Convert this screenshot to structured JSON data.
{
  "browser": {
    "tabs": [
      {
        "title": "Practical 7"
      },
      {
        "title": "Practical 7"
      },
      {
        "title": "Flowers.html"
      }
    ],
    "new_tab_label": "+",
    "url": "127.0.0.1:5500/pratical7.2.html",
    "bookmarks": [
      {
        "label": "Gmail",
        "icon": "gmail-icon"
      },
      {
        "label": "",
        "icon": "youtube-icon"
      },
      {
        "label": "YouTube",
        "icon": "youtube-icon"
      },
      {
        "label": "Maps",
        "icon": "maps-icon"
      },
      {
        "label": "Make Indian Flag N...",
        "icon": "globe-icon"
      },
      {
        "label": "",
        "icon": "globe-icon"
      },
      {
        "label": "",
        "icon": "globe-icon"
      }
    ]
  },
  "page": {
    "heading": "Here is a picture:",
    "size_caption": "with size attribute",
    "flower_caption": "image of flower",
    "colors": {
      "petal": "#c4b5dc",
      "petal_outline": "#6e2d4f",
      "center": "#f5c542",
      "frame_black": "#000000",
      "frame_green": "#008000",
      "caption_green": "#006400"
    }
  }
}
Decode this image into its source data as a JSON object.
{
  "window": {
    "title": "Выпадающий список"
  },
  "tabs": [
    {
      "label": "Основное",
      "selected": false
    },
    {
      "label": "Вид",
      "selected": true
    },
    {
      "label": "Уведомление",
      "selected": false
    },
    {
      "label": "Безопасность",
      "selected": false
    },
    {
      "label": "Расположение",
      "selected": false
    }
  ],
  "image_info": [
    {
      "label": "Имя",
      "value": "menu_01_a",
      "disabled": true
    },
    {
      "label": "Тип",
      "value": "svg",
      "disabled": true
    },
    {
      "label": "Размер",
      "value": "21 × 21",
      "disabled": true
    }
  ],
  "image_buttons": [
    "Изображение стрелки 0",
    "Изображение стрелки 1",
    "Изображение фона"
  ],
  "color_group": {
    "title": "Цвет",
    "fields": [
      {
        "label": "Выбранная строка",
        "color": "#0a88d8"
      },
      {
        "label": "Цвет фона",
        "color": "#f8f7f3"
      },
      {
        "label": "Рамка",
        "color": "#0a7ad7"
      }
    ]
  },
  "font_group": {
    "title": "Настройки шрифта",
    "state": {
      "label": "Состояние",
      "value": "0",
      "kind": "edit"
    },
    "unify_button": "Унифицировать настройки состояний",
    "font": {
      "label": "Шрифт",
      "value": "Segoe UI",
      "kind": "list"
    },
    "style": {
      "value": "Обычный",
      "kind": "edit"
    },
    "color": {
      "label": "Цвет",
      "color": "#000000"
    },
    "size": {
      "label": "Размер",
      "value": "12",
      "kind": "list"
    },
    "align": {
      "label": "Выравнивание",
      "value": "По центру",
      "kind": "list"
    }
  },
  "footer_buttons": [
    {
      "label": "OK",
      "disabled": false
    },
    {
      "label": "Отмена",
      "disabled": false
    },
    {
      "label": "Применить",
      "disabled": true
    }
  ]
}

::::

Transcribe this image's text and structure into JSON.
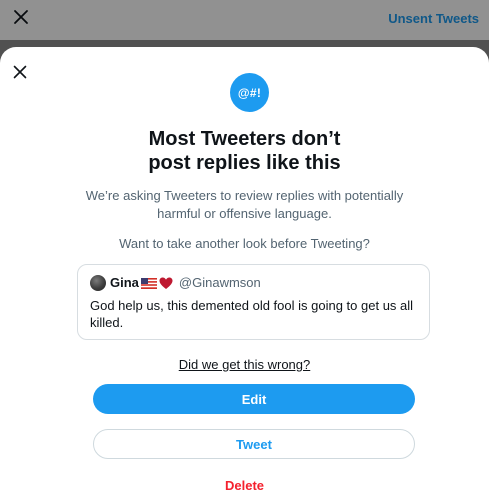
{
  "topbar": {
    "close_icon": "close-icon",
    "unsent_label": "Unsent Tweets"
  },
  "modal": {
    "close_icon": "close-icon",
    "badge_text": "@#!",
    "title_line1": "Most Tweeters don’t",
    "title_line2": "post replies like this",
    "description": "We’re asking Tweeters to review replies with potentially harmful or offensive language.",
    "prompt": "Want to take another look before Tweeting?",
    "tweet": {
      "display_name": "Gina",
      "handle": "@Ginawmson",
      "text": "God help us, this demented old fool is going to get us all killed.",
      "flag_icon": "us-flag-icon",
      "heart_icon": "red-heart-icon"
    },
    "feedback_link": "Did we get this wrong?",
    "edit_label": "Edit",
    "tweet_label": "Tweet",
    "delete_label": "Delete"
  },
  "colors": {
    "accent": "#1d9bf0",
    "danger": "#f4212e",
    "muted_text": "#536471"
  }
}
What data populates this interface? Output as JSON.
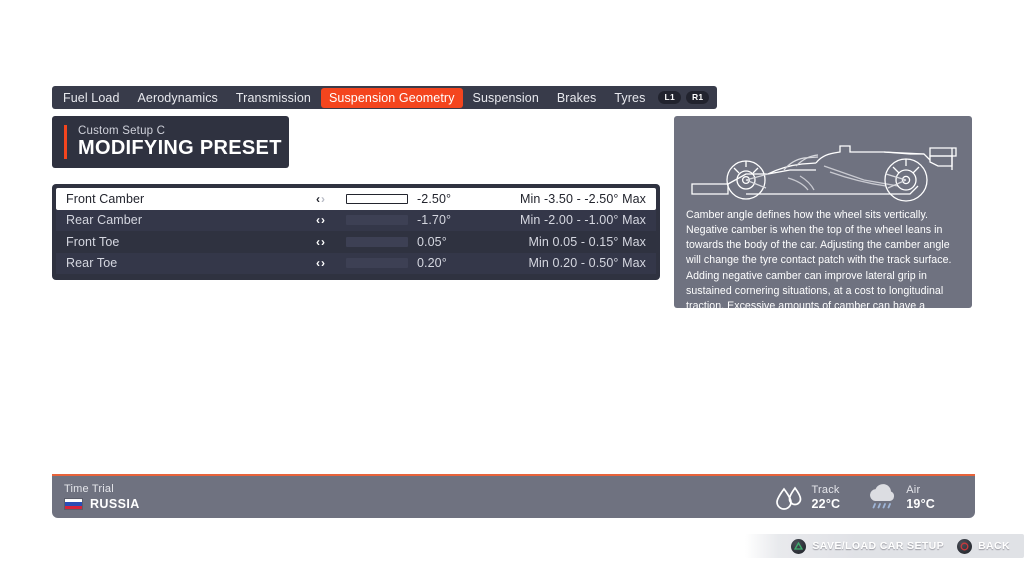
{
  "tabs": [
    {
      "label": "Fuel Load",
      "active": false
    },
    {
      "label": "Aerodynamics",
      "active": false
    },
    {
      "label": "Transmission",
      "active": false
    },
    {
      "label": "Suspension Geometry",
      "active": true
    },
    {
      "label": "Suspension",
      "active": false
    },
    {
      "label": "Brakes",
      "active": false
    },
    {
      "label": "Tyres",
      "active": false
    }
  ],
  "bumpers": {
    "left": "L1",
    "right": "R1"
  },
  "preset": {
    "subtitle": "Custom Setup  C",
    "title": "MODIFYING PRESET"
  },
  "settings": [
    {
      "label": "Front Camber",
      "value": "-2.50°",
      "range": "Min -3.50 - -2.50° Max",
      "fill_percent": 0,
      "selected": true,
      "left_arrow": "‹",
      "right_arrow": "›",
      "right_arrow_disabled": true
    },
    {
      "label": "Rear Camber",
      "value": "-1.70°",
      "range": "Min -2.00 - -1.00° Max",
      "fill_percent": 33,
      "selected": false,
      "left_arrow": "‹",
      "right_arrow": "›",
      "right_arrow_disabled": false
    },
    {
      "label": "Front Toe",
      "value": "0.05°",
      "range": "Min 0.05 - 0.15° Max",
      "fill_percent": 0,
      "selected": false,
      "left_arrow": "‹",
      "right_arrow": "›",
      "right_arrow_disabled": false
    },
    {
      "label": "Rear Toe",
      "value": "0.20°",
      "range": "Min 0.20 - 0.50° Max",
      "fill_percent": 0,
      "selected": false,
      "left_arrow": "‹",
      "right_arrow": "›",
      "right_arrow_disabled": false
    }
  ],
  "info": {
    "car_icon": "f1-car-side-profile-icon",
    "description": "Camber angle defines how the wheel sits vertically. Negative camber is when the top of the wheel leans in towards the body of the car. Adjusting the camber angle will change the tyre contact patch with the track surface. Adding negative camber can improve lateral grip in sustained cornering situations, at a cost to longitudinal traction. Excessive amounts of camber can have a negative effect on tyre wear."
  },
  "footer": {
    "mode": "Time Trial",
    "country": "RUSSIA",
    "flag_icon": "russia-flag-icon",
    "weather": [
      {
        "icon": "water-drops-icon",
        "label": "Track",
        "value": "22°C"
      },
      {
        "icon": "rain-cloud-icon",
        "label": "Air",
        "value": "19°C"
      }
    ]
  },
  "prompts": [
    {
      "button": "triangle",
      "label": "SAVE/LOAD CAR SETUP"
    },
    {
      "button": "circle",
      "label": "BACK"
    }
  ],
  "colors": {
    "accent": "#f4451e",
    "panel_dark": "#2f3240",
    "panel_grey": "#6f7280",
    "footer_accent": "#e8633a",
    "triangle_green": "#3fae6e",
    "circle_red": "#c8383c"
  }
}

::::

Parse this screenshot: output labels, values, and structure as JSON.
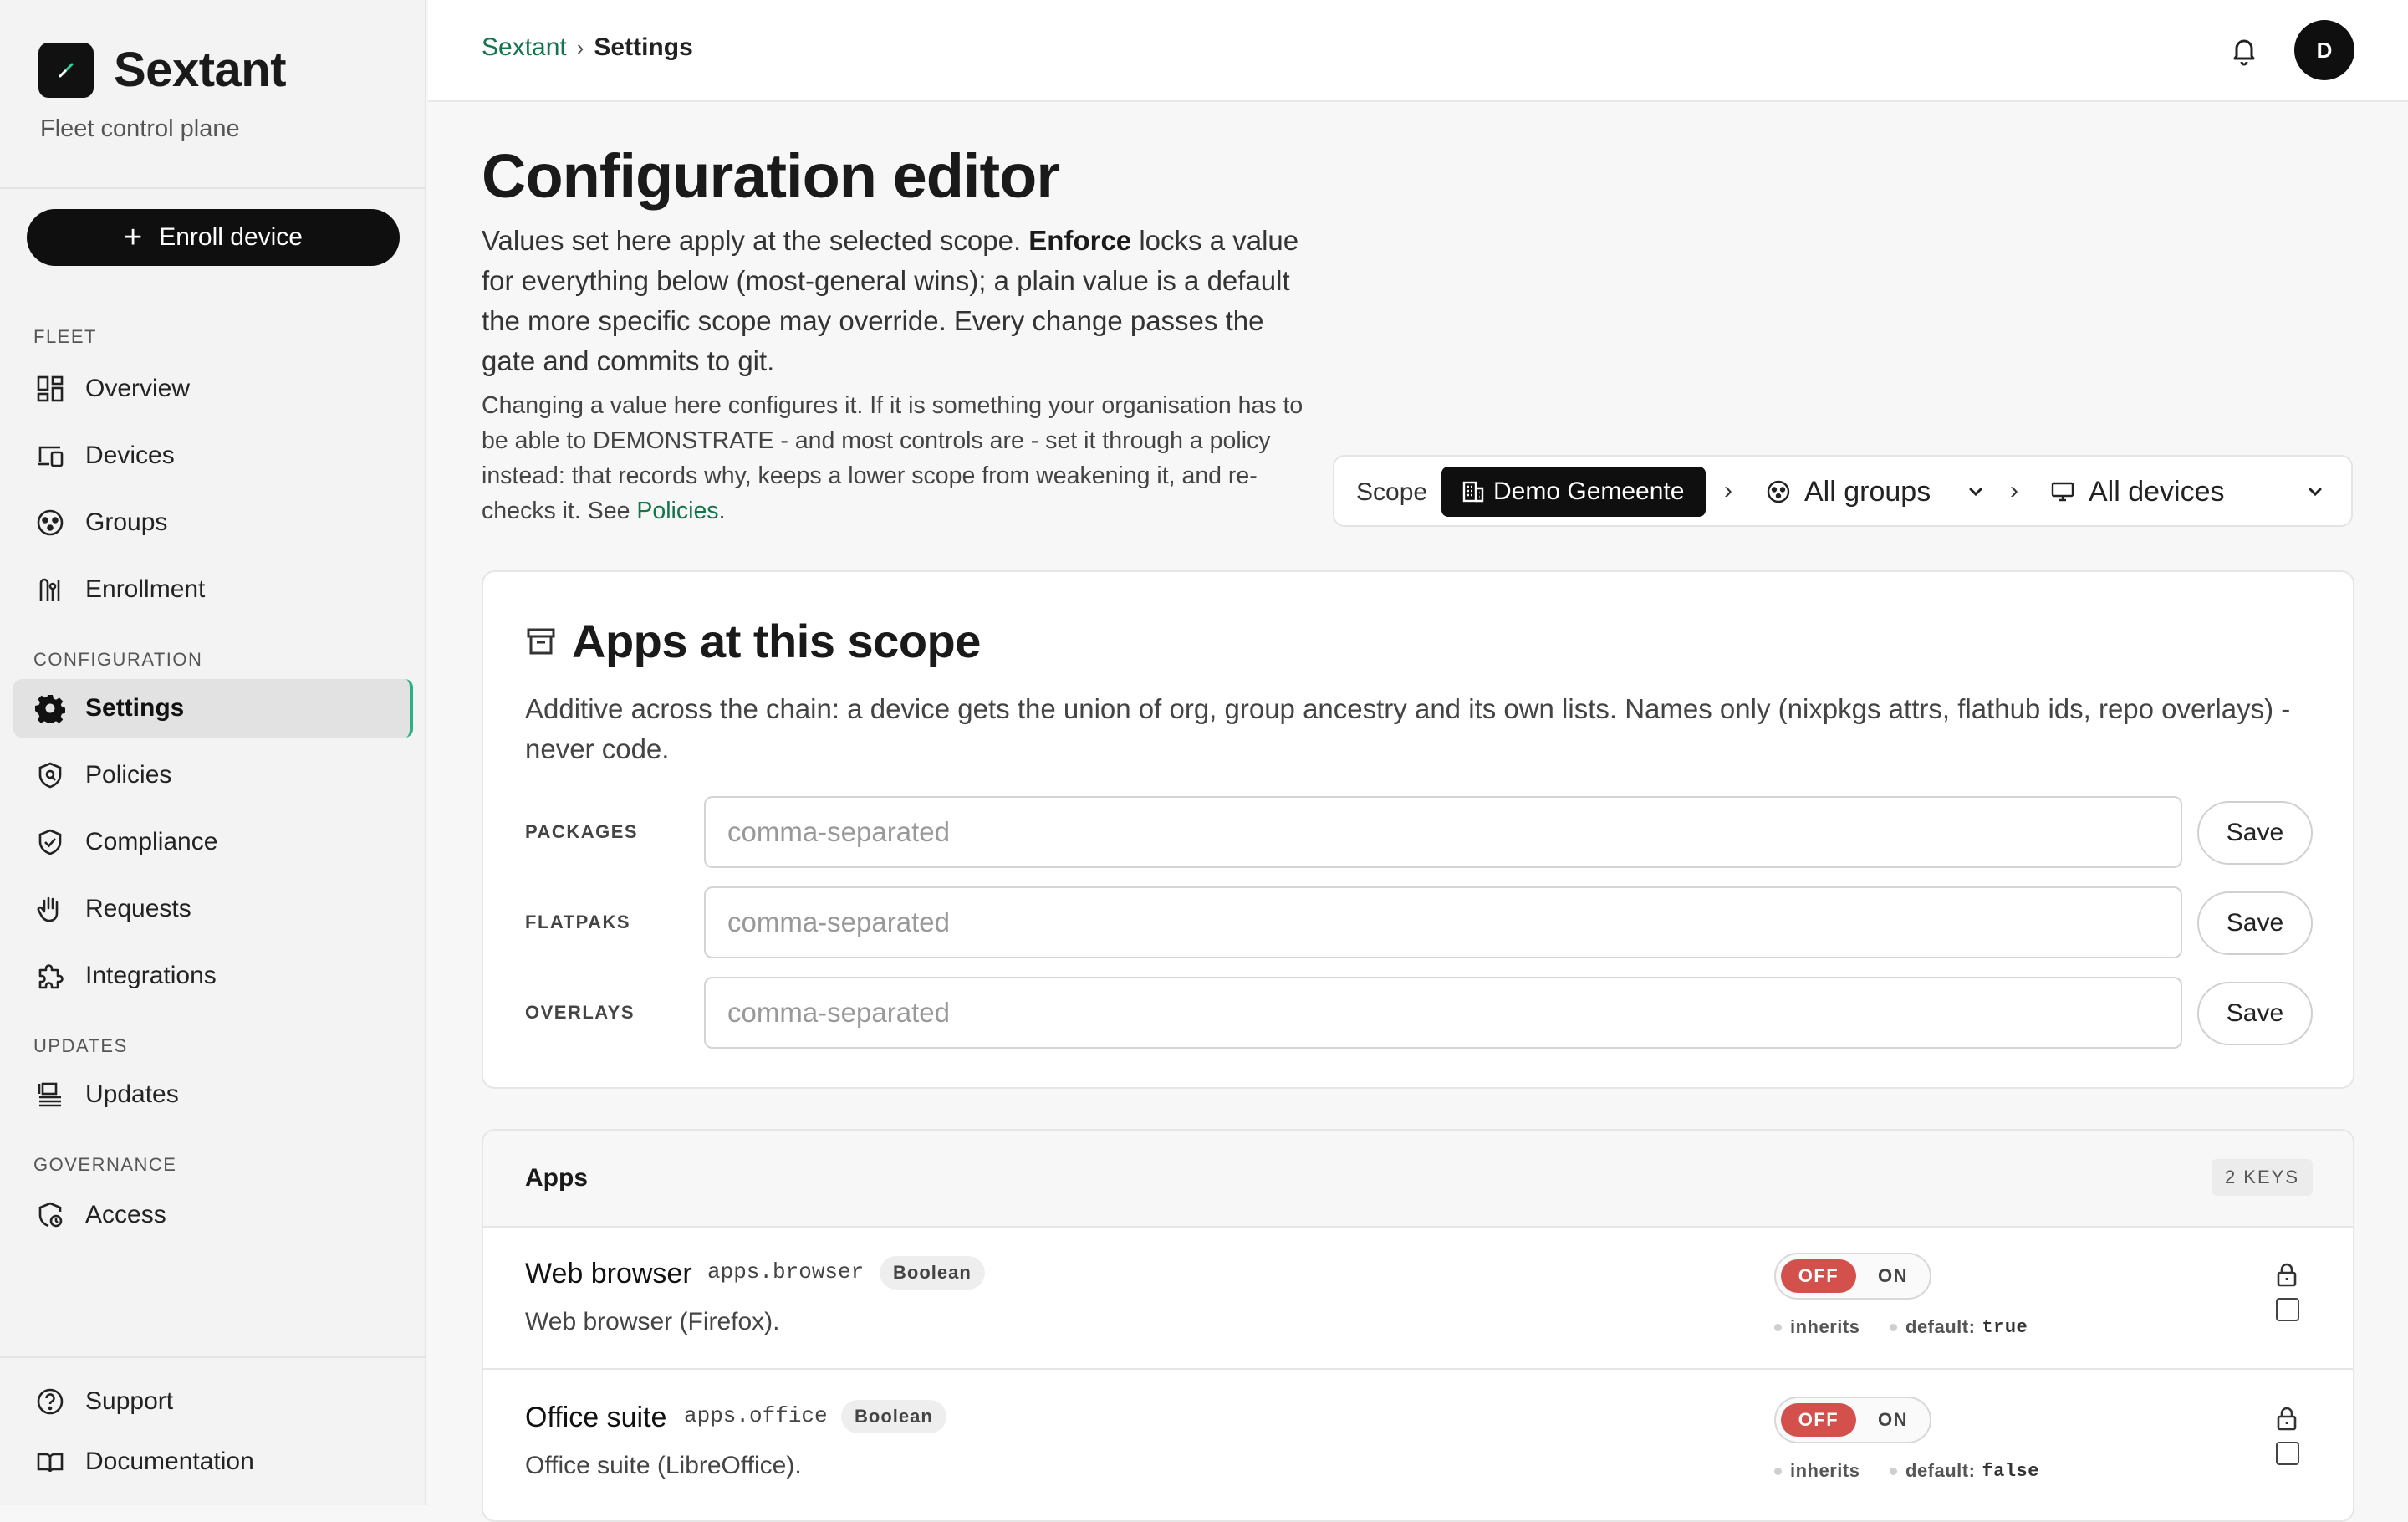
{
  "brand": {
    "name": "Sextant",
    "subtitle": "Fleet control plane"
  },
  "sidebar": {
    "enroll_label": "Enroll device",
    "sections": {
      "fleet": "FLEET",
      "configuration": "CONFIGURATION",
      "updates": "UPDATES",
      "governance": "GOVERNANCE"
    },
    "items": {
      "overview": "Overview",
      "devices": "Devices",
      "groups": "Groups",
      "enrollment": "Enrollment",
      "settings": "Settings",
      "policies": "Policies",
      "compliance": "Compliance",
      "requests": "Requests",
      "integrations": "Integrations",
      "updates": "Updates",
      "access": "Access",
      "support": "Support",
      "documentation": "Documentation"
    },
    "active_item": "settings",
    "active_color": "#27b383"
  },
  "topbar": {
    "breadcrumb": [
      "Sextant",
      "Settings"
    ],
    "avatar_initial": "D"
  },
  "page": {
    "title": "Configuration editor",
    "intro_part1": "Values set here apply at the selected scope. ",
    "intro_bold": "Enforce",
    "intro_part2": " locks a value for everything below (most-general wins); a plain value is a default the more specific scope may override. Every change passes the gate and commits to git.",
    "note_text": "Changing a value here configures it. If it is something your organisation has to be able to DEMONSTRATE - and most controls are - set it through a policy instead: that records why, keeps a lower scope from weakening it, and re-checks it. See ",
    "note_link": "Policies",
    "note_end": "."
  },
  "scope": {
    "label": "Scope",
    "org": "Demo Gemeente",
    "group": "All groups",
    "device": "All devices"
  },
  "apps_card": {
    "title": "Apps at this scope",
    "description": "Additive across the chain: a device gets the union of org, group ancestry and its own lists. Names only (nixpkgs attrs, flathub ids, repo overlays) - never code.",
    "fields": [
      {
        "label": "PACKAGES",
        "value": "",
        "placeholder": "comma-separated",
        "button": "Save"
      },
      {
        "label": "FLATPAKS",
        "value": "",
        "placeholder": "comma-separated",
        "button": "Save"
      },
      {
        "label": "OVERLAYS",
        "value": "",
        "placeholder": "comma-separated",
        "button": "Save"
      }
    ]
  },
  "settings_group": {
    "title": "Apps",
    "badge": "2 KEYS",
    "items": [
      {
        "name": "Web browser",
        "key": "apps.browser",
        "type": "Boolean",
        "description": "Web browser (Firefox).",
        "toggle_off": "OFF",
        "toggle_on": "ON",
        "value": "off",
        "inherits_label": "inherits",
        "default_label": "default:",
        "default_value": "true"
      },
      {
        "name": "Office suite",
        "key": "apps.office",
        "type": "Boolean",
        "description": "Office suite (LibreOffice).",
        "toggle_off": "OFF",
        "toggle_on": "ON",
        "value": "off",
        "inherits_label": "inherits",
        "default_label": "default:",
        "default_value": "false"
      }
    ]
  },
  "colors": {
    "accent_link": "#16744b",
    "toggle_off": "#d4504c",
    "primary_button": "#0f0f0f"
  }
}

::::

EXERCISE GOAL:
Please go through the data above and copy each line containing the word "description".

YOUR SOLUTION:
    "description": "We’re asking Tweeters to review replies with potentially harmful or offensive language.",
    "description": "Camber angle defines how the wheel sits vertically. Negative camber is when the top of the wheel leans in towards the body of the car. Adjusting the camber angle will change the tyre contact patch with the track surface. Adding negative camber can improve lateral grip in sustained cornering situations, at a cost to longitudinal traction. Excessive amounts of camber can have a negative effect on tyre wear."
    "description": "Additive across the chain: a device gets the union of org, group ancestry and its own lists. Names only (nixpkgs attrs, flathub ids, repo overlays) - never code.",
        "description": "Web browser (Firefox).",
        "description": "Office suite (LibreOffice).",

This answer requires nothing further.